80-mile JETRide

With the prospect of an 80-mile ride, first thoughts turn to the weather apps on mobile phones.

The threat of torrential rain had been looming in the lead up to the challenge, but fortunately the day started dry and the RAF Coningsby Team were ready.
The Jon Egging Trust, the charity set up in the memory of the Red Arrow pilot Jon Eggin who tragically lost his life at the Bournemouth Air Festival, organised the inaugural JETRide; an 80 or 50-mile ride through the quiet Lincolnshire countryside, starting and finishing at RAF College Cranwell. A team of 13 personnel from RAF Coningsby, embarking on the 80 mile ride and led by Gp Capt Flewin arrived at RAFC Cranwell early in the morning for registration and last minute bike checks. They were joined by a team from the fire section who were undertaking the 50 mile challenge.
As the team approached the start line waiting for the starters whistle, it dawned on a few members that 80 miles was indeed quite a long distance. Hopefully the preparatory training sessions were enough to get them across the finish line in about 5 hours’ time.
With good riding conditions, the team left Cranwell and cycled south towards Rauceby and the only hill of any real note. After re-grouping at the top, the peloton continued without any significant trouble. That is until about mile 7, when a pot hole caused the first mechanical issue of the ride. Flt Lt Rob Chappell’s rear wheel did not survive contact, and a puncture repair kit was needed. Fortunately, with the speed of an F1 pit crew, Wg Cdr Paul Hamilton changed the inner tube, and the group were back on the road within 5 minutes.
The remainder of the first leg continued without incident, and it was with relief when they arrived at the feed station. After a well laid on buffet and hot coffee, the main group of riders got back on the road. By this time a couple of the speedier team members had pressed on ahead, leaving a core of 8 RAF Coningsby personnel to ride the next section.
The miles continued to slip past as the peloton rode south through Lincolnshire, with some segments requiring a ‘heads down’ approach, and others allowing time to take in the stunning scenery. About half way through the second leg, a lone rider from RAF Leeming loomed ahead. Flt Lt Martyn Clark from the Operational Training Centre had played the good Samaritan and stopped to help someone whose chain had broken and was subsequently left on his own. He was welcomed into the RAF Coningsby team as they cycled towards mile 50 and the next feed station.
The feed station car park was the scene of the second fall of the day. Keen to get fed and watered, the lead person forgot to compensate for the loose gravel and their front wheel slid away, depositing them in front of an unsympathetic crowd of fellow cyclists. Fortunately, the only thing damaged was pride, and after refuelling, it was back on the road to commence the final leg.
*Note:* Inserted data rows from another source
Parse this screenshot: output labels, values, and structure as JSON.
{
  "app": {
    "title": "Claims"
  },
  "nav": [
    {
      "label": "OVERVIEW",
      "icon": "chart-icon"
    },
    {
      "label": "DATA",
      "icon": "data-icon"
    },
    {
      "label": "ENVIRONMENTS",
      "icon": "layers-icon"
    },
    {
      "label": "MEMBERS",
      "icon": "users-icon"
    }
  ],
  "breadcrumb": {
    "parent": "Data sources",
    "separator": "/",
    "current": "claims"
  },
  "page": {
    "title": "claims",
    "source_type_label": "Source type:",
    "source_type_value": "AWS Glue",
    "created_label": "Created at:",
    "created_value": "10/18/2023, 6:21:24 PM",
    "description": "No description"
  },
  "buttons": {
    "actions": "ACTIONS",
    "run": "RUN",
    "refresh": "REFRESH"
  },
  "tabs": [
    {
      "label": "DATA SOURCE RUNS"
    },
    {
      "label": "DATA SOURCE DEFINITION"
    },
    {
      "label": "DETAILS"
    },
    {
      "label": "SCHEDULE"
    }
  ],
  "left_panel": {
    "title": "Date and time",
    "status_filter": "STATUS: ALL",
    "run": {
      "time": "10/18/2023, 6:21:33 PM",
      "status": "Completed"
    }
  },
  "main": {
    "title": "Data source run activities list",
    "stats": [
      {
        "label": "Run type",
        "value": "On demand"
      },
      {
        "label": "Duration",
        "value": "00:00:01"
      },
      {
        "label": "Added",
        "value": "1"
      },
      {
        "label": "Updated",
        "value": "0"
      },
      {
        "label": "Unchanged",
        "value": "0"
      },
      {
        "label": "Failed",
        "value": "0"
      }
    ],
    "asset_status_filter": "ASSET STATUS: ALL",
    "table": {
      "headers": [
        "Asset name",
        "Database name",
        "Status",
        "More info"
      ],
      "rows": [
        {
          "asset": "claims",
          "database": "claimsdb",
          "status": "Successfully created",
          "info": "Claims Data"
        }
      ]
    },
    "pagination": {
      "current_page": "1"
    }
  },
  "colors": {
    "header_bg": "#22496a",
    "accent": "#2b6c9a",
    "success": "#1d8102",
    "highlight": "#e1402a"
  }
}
Spirits were high as people were keen to reach the finish line, but the cycling gods had other ideas. With approximately 7 miles left, Flt Lt Chappell not content to have one flat wheel, suffered a second puncture. This time the changeover was not as smooth and 2 inner tubes later (and some minutes) the group were finally heading back to Cranwell. Unfortunately, a second mechanical issue occurred when some loose chippings from a passing car flicked and lodged themselves in Flt Lt Clarke’s gear system. After some roadside repair, and with fingers crossed that nothing else was going to happen, the team were on their way again. With no further incidents, and after completing a circuit of the Orange outside of College Hall’s Officers’ Mess, Team RAF Coningsby crossed the finish line with a time of 5hrs 15mins, raising over £800 for the Trust.
Written by Flt Lt Rob Chappell